Leave out the pictures and print the records below exactly.

— Listed entries —
================================

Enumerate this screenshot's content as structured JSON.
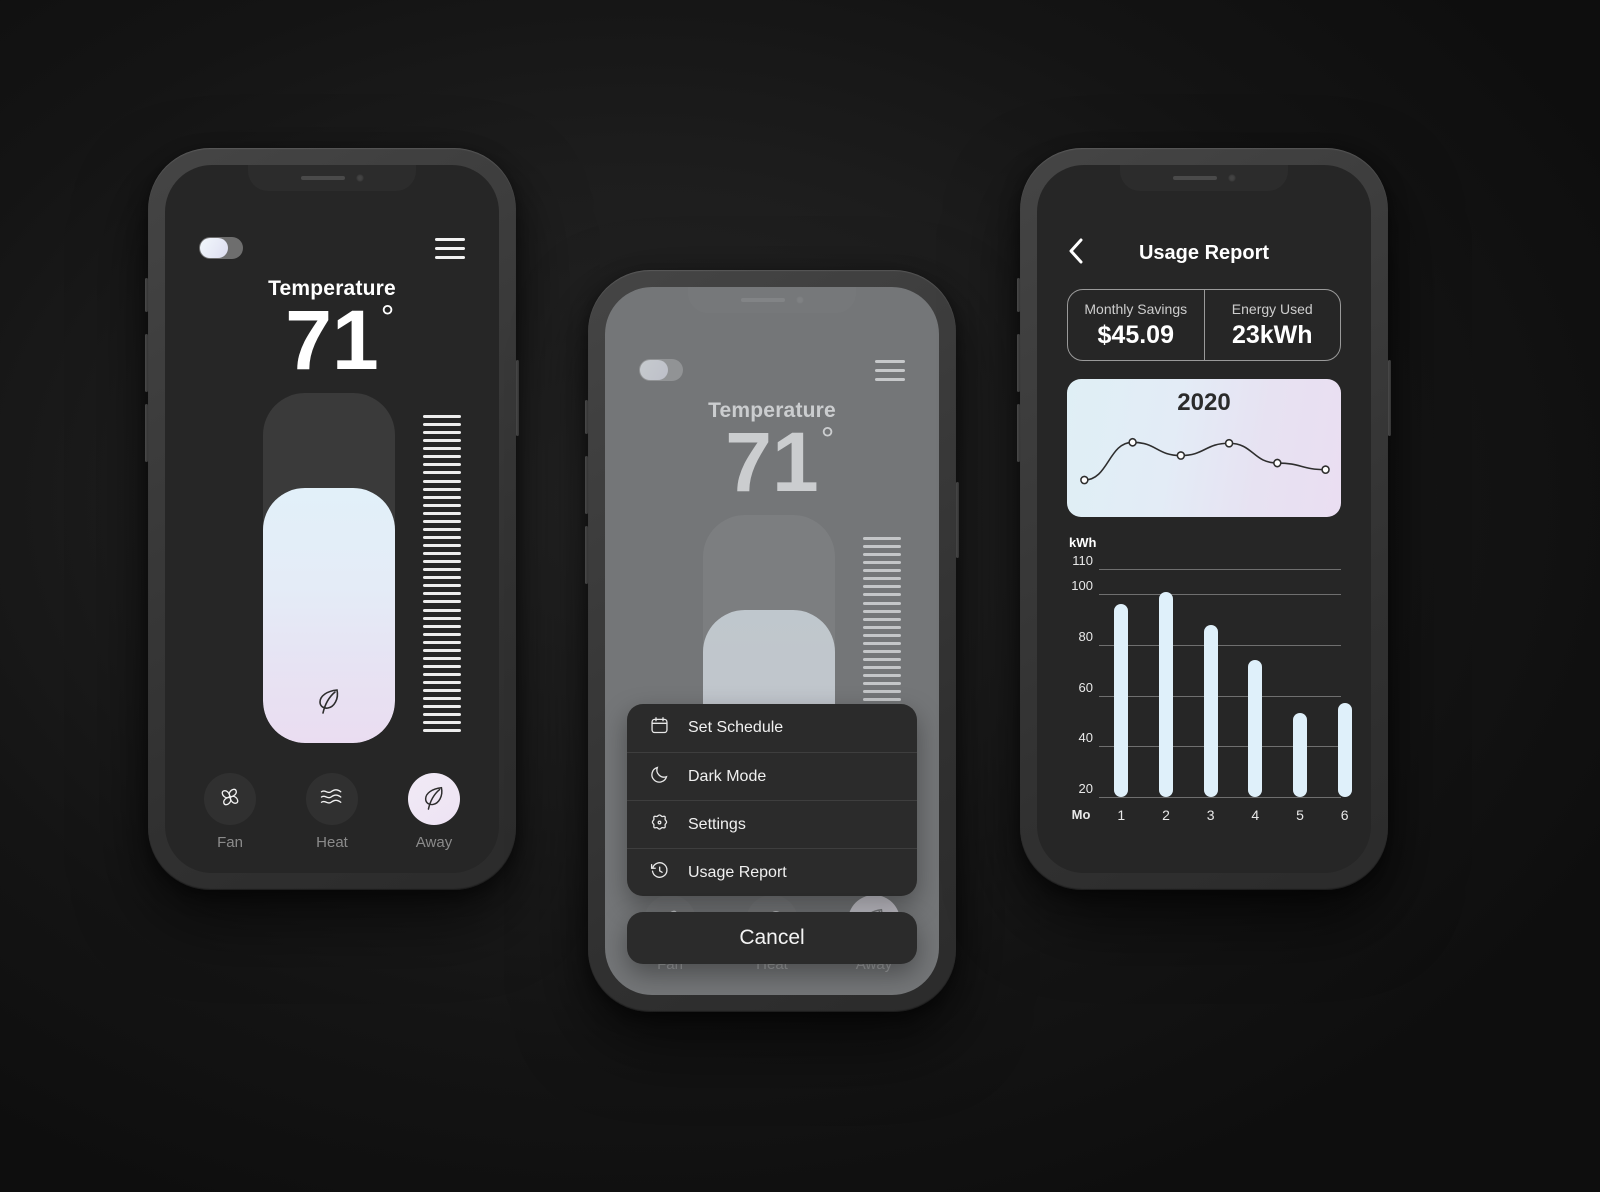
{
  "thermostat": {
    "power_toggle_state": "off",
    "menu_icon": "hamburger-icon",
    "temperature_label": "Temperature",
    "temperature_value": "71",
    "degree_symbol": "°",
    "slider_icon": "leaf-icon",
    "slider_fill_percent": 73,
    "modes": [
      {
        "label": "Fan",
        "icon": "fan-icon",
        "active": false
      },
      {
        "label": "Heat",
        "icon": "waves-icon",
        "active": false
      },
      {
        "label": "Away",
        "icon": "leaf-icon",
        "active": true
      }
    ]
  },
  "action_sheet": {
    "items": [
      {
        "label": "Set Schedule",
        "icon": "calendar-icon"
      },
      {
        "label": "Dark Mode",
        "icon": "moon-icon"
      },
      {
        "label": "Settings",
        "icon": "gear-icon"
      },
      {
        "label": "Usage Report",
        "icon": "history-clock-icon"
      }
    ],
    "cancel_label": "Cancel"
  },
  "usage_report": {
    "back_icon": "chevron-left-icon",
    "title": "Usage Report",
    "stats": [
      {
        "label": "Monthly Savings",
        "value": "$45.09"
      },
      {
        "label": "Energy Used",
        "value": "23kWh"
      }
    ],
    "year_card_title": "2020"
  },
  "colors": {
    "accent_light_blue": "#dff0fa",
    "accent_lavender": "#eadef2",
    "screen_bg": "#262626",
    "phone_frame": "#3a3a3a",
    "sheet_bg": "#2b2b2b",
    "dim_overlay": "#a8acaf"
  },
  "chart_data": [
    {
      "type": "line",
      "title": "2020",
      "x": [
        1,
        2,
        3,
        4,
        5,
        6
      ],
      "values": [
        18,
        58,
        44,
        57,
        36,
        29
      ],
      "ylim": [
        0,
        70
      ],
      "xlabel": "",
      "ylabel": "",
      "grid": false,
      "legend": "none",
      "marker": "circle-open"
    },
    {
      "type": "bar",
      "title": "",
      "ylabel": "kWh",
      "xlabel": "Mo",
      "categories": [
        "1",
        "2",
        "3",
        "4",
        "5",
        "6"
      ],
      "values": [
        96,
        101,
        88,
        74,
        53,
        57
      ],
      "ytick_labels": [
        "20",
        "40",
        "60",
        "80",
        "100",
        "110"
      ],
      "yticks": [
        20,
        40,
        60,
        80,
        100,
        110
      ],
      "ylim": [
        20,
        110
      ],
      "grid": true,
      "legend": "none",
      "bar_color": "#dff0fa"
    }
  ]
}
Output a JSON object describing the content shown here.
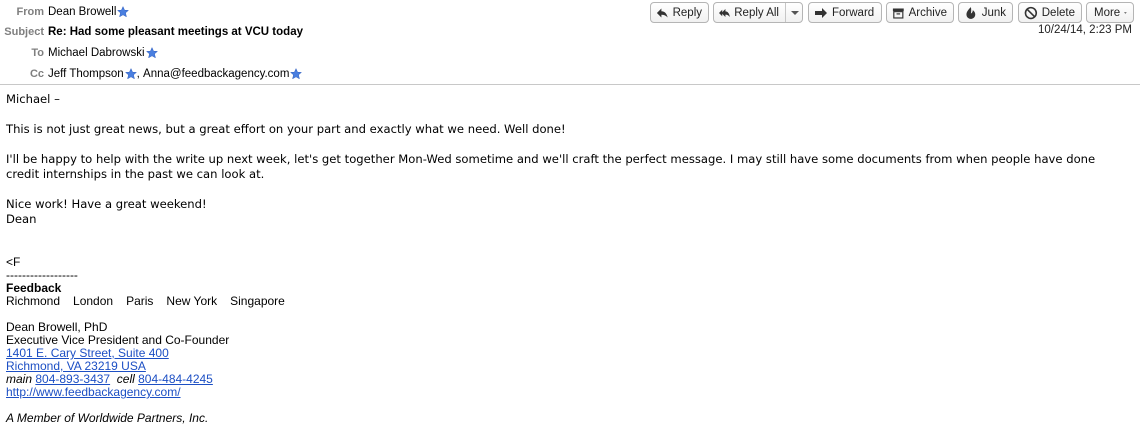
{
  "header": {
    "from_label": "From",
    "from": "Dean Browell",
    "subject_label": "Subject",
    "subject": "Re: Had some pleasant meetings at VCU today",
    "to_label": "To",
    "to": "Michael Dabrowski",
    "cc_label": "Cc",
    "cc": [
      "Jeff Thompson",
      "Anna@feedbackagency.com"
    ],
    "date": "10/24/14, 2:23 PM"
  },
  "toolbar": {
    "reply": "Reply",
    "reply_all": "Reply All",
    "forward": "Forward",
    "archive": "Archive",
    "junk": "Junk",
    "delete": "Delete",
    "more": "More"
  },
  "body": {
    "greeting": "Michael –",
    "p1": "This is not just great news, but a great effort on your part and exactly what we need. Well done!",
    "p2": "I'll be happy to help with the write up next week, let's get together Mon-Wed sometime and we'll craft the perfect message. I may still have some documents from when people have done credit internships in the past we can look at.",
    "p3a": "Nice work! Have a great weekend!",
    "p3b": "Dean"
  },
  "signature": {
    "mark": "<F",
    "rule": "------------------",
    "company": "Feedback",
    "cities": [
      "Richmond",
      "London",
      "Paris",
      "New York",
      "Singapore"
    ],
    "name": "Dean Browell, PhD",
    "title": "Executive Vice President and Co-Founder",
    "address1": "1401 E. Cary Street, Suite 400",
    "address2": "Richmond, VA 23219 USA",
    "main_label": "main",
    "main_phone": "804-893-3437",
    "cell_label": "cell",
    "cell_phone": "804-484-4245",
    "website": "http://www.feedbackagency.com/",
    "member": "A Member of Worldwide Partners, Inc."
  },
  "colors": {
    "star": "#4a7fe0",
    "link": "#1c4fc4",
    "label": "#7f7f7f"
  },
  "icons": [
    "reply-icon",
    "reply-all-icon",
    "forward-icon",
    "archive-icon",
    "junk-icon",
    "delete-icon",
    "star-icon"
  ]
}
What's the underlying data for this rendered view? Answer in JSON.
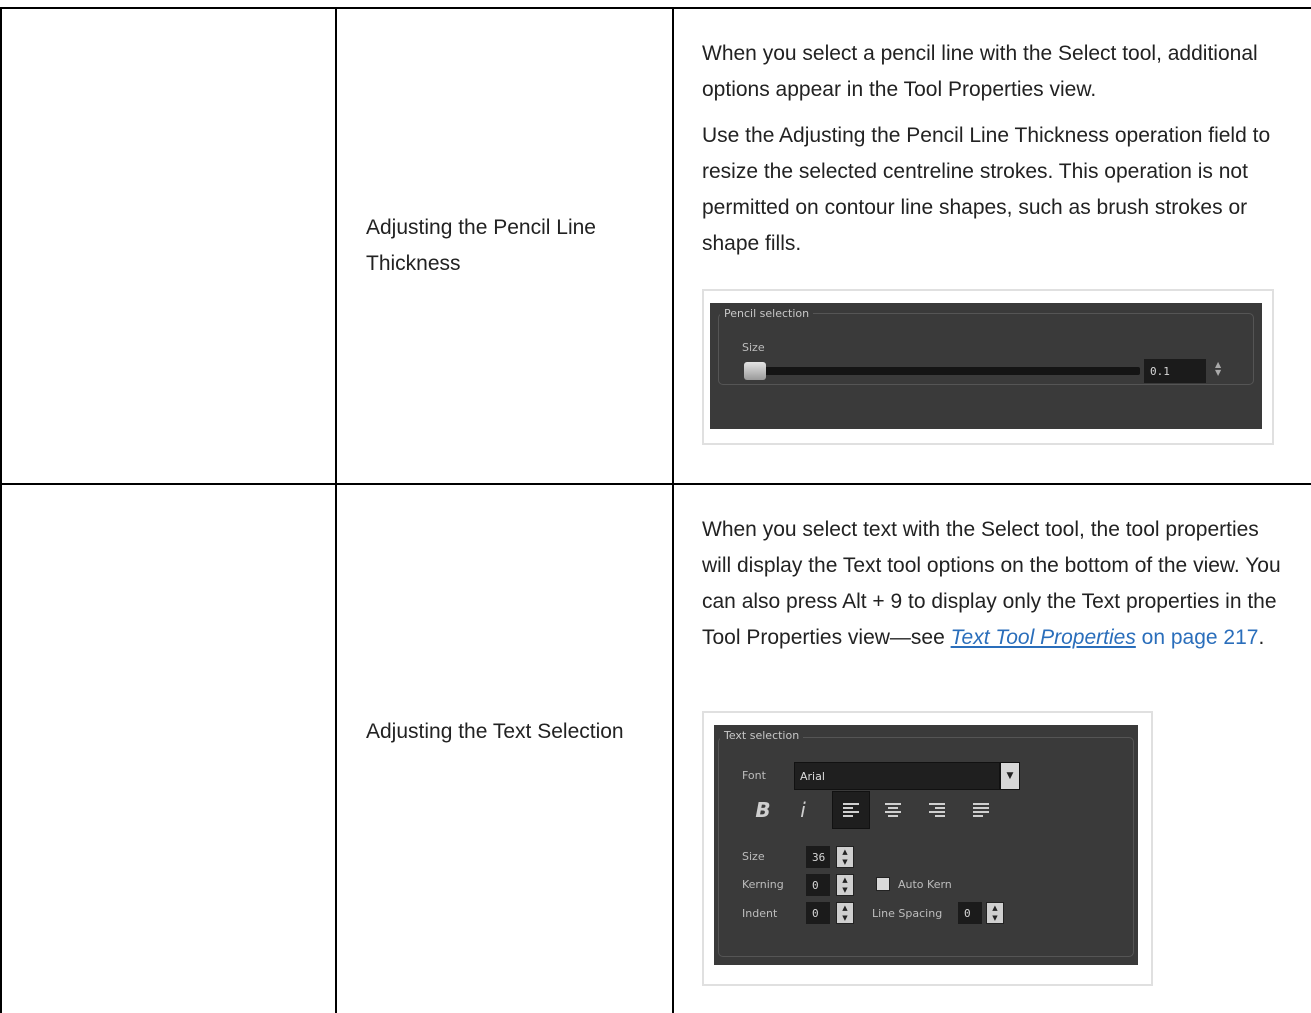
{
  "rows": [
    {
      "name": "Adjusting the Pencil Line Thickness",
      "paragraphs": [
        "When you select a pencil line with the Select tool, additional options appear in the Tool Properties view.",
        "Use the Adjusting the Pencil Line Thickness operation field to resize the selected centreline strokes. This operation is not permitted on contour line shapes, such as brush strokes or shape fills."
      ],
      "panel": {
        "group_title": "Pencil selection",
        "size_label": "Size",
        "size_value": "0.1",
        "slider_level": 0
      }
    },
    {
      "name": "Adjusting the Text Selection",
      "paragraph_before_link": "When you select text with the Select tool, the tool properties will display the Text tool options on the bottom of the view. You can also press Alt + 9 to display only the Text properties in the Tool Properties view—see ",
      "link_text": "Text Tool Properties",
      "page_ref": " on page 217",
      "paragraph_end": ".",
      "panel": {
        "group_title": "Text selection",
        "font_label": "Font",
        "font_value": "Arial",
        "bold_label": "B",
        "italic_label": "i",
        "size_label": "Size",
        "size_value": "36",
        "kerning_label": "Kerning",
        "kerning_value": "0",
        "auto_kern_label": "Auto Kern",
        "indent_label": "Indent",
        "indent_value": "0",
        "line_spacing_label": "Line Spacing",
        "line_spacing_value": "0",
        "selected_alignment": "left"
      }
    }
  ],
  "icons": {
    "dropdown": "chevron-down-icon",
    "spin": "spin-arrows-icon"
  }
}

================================

— Task answer —
Enumerate this screenshot's content as structured JSON.
{
  "thermostat": {
    "power_toggle_state": "off",
    "menu_icon": "hamburger-icon",
    "temperature_label": "Temperature",
    "temperature_value": "71",
    "degree_symbol": "°",
    "slider_icon": "leaf-icon",
    "slider_fill_percent": 73,
    "modes": [
      {
        "label": "Fan",
        "icon": "fan-icon",
        "active": false
      },
      {
        "label": "Heat",
        "icon": "waves-icon",
        "active": false
      },
      {
        "label": "Away",
        "icon": "leaf-icon",
        "active": true
      }
    ]
  },
  "action_sheet": {
    "items": [
      {
        "label": "Set Schedule",
        "icon": "calendar-icon"
      },
      {
        "label": "Dark Mode",
        "icon": "moon-icon"
      },
      {
        "label": "Settings",
        "icon": "gear-icon"
      },
      {
        "label": "Usage Report",
        "icon": "history-clock-icon"
      }
    ],
    "cancel_label": "Cancel"
  },
  "usage_report": {
    "back_icon": "chevron-left-icon",
    "title": "Usage Report",
    "stats": [
      {
        "label": "Monthly Savings",
        "value": "$45.09"
      },
      {
        "label": "Energy Used",
        "value": "23kWh"
      }
    ],
    "year_card_title": "2020"
  },
  "colors": {
    "accent_light_blue": "#dff0fa",
    "accent_lavender": "#eadef2",
    "screen_bg": "#262626",
    "phone_frame": "#3a3a3a",
    "sheet_bg": "#2b2b2b",
    "dim_overlay": "#a8acaf"
  },
  "chart_data": [
    {
      "type": "line",
      "title": "2020",
      "x": [
        1,
        2,
        3,
        4,
        5,
        6
      ],
      "values": [
        18,
        58,
        44,
        57,
        36,
        29
      ],
      "ylim": [
        0,
        70
      ],
      "xlabel": "",
      "ylabel": "",
      "grid": false,
      "legend": "none",
      "marker": "circle-open"
    },
    {
      "type": "bar",
      "title": "",
      "ylabel": "kWh",
      "xlabel": "Mo",
      "categories": [
        "1",
        "2",
        "3",
        "4",
        "5",
        "6"
      ],
      "values": [
        96,
        101,
        88,
        74,
        53,
        57
      ],
      "ytick_labels": [
        "20",
        "40",
        "60",
        "80",
        "100",
        "110"
      ],
      "yticks": [
        20,
        40,
        60,
        80,
        100,
        110
      ],
      "ylim": [
        20,
        110
      ],
      "grid": true,
      "legend": "none",
      "bar_color": "#dff0fa"
    }
  ]
}
Output a JSON object describing the content shown here.
{
  "header": {
    "from_label": "From",
    "from": "Dean Browell",
    "subject_label": "Subject",
    "subject": "Re: Had some pleasant meetings at VCU today",
    "to_label": "To",
    "to": "Michael Dabrowski",
    "cc_label": "Cc",
    "cc": [
      "Jeff Thompson",
      "Anna@feedbackagency.com"
    ],
    "date": "10/24/14, 2:23 PM"
  },
  "toolbar": {
    "reply": "Reply",
    "reply_all": "Reply All",
    "forward": "Forward",
    "archive": "Archive",
    "junk": "Junk",
    "delete": "Delete",
    "more": "More"
  },
  "body": {
    "greeting": "Michael –",
    "p1": "This is not just great news, but a great effort on your part and exactly what we need. Well done!",
    "p2": "I'll be happy to help with the write up next week, let's get together Mon-Wed sometime and we'll craft the perfect message. I may still have some documents from when people have done credit internships in the past we can look at.",
    "p3a": "Nice work! Have a great weekend!",
    "p3b": "Dean"
  },
  "signature": {
    "mark": "<F",
    "rule": "------------------",
    "company": "Feedback",
    "cities": [
      "Richmond",
      "London",
      "Paris",
      "New York",
      "Singapore"
    ],
    "name": "Dean Browell, PhD",
    "title": "Executive Vice President and Co-Founder",
    "address1": "1401 E. Cary Street, Suite 400",
    "address2": "Richmond, VA 23219 USA",
    "main_label": "main",
    "main_phone": "804-893-3437",
    "cell_label": "cell",
    "cell_phone": "804-484-4245",
    "website": "http://www.feedbackagency.com/",
    "member": "A Member of Worldwide Partners, Inc."
  },
  "colors": {
    "star": "#4a7fe0",
    "link": "#1c4fc4",
    "label": "#7f7f7f"
  },
  "icons": [
    "reply-icon",
    "reply-all-icon",
    "forward-icon",
    "archive-icon",
    "junk-icon",
    "delete-icon",
    "star-icon"
  ]
}
What's the underlying data for this rendered view? Answer in JSON.
{
  "rows": [
    {
      "name": "Adjusting the Pencil Line Thickness",
      "paragraphs": [
        "When you select a pencil line with the Select tool, additional options appear in the Tool Properties view.",
        "Use the Adjusting the Pencil Line Thickness operation field to resize the selected centreline strokes. This operation is not permitted on contour line shapes, such as brush strokes or shape fills."
      ],
      "panel": {
        "group_title": "Pencil selection",
        "size_label": "Size",
        "size_value": "0.1",
        "slider_level": 0
      }
    },
    {
      "name": "Adjusting the Text Selection",
      "paragraph_before_link": "When you select text with the Select tool, the tool properties will display the Text tool options on the bottom of the view. You can also press Alt + 9 to display only the Text properties in the Tool Properties view—see ",
      "link_text": "Text Tool Properties",
      "page_ref": " on page 217",
      "paragraph_end": ".",
      "panel": {
        "group_title": "Text selection",
        "font_label": "Font",
        "font_value": "Arial",
        "bold_label": "B",
        "italic_label": "i",
        "size_label": "Size",
        "size_value": "36",
        "kerning_label": "Kerning",
        "kerning_value": "0",
        "auto_kern_label": "Auto Kern",
        "indent_label": "Indent",
        "indent_value": "0",
        "line_spacing_label": "Line Spacing",
        "line_spacing_value": "0",
        "selected_alignment": "left"
      }
    }
  ],
  "icons": {
    "dropdown": "chevron-down-icon",
    "spin": "spin-arrows-icon"
  }
}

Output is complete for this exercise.